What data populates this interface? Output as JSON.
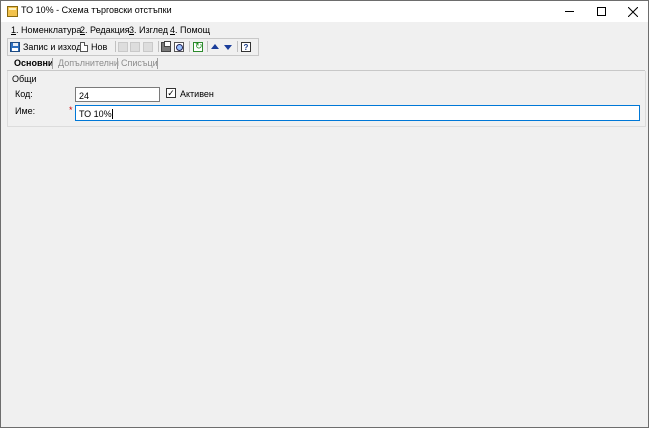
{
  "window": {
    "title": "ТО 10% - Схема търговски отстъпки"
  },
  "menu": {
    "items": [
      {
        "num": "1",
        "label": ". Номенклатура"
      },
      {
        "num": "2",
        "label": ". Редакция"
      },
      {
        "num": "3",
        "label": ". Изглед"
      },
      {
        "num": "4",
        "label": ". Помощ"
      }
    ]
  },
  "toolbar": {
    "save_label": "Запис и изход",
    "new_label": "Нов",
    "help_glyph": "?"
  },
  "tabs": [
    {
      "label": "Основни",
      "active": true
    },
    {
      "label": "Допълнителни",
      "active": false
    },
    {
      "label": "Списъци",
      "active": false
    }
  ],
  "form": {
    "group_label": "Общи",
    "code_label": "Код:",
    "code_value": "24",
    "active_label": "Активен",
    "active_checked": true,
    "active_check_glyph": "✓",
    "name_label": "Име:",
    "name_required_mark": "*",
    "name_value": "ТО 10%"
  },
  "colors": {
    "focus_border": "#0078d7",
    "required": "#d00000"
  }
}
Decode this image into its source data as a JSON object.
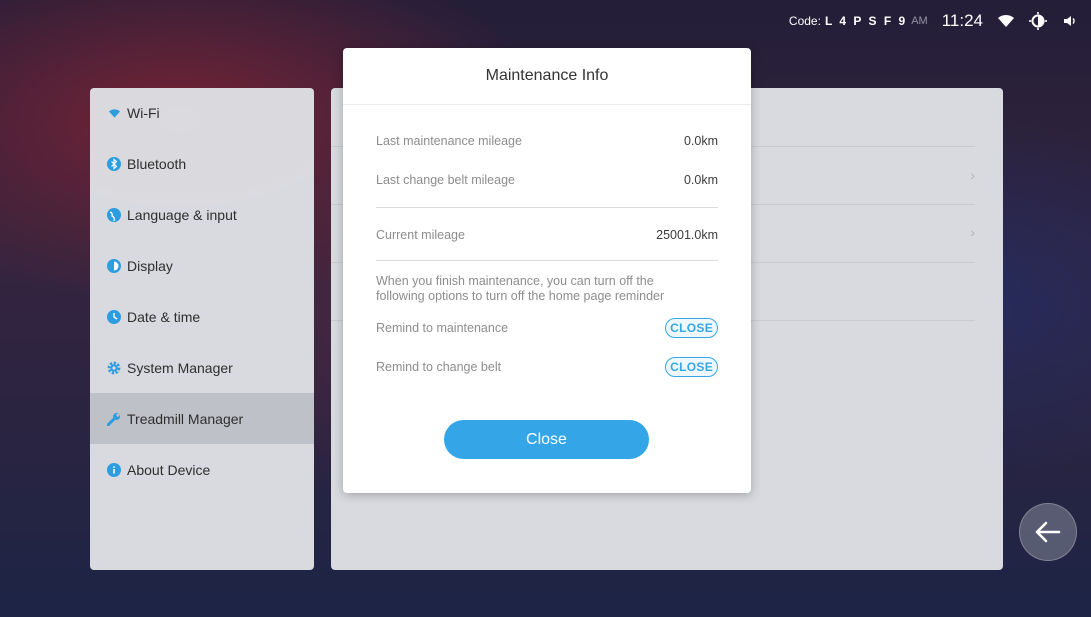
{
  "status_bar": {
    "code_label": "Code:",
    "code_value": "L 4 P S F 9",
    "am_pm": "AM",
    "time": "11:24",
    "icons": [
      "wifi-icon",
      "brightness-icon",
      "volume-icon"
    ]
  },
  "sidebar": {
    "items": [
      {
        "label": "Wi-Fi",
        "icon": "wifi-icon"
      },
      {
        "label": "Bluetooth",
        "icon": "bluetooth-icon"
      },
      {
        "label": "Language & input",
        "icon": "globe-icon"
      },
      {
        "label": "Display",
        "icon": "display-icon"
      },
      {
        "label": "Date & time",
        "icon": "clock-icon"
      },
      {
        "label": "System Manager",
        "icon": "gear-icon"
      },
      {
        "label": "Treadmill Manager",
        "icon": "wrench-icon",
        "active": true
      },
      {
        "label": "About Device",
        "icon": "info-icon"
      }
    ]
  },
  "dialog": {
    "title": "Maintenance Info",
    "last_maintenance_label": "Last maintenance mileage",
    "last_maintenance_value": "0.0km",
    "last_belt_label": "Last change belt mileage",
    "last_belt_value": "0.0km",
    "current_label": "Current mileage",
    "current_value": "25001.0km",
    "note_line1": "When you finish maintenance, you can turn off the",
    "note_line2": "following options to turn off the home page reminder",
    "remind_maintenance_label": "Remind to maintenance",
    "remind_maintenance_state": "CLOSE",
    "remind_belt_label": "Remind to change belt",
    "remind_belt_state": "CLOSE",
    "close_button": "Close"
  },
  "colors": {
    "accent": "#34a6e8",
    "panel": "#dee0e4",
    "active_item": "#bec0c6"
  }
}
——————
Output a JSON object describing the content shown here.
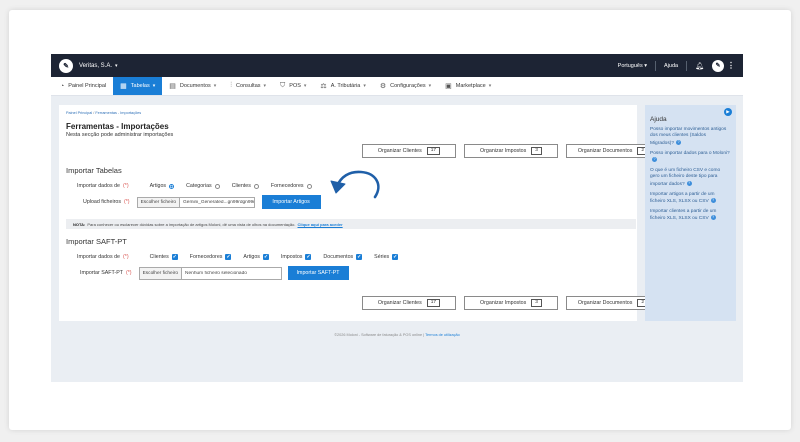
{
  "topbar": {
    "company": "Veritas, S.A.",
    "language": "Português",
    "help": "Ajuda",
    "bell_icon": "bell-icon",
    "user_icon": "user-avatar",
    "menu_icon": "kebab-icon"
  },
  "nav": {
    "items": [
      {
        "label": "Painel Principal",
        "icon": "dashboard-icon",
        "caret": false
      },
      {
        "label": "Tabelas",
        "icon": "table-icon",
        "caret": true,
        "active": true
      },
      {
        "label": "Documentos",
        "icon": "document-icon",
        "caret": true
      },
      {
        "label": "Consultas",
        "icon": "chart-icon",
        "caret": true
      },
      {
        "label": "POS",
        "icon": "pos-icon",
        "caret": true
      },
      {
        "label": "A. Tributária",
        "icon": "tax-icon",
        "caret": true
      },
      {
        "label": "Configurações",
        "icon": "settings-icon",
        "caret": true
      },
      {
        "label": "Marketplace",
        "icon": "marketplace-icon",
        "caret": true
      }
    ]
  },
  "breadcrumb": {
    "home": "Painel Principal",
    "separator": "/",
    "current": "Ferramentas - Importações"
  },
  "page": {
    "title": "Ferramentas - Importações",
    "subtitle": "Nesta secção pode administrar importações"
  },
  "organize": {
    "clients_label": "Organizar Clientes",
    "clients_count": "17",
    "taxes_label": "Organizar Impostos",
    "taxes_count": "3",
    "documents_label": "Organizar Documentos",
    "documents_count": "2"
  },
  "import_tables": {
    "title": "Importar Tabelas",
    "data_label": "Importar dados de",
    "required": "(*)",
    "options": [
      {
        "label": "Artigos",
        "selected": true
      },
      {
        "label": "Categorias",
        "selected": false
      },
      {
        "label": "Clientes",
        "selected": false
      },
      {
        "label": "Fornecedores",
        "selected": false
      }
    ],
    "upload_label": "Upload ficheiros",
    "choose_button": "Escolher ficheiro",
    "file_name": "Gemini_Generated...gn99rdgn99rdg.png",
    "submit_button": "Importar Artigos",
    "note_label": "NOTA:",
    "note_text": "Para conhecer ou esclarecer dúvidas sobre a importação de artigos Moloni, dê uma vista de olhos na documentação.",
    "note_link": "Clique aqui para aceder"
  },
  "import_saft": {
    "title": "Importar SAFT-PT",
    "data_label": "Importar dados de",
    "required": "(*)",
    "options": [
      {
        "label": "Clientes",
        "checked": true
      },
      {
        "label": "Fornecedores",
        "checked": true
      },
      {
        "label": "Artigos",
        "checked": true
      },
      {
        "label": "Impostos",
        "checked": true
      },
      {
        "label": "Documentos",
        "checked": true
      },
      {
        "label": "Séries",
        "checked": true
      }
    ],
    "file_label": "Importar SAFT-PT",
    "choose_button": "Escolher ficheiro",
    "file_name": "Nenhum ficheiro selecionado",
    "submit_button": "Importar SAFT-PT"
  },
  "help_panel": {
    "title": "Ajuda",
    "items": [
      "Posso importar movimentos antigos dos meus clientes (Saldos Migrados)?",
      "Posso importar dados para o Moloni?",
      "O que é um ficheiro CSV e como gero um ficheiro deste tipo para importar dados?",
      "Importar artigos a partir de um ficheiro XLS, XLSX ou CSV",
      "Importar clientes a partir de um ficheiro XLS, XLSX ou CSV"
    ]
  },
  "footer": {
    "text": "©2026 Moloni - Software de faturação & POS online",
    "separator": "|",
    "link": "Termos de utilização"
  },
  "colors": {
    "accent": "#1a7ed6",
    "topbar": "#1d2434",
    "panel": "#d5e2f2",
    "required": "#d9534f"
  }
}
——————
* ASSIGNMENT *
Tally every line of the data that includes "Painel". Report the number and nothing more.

* ANSWER TO THIS PROBLEM *
2